Material for the task: Begin

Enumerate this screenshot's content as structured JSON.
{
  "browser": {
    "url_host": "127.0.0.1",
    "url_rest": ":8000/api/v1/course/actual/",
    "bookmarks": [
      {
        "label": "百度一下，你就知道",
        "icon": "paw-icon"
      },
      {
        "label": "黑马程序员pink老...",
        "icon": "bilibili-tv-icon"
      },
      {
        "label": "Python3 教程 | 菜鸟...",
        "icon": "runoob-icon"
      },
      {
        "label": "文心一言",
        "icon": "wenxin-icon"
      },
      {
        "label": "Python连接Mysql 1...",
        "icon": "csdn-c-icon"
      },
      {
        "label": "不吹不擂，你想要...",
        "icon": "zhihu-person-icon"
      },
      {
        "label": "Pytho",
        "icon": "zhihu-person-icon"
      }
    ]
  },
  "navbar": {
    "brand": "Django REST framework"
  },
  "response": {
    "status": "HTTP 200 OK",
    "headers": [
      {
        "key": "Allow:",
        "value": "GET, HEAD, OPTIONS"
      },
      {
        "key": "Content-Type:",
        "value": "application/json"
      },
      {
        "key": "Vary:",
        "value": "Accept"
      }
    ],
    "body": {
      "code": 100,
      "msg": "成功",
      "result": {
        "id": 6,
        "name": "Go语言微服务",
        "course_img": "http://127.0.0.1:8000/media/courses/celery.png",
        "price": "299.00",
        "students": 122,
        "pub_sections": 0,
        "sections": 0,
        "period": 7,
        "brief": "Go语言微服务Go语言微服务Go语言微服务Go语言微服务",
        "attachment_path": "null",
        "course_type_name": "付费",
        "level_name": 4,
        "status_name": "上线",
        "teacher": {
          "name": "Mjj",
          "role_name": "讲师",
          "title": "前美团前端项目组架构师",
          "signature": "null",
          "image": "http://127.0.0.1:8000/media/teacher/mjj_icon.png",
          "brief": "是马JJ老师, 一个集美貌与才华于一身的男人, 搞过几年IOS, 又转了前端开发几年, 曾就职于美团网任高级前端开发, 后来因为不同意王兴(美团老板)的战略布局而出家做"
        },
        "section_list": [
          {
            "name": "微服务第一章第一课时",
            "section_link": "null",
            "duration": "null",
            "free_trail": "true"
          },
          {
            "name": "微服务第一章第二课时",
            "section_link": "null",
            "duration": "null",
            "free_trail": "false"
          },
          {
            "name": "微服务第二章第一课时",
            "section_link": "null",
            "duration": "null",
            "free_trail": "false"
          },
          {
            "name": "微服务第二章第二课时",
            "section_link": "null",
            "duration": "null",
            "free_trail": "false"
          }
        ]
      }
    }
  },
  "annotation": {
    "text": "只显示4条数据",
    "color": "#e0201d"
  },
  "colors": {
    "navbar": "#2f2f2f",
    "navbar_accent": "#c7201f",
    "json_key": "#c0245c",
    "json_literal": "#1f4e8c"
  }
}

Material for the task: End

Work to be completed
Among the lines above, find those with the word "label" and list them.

Task solution
        "label": "百度一下，你就知道",
        "label": "黑马程序员pink老...",
        "label": "Python3 教程 | 菜鸟...",
        "label": "文心一言",
        "label": "Python连接Mysql 1...",
        "label": "不吹不擂，你想要...",
        "label": "Pytho",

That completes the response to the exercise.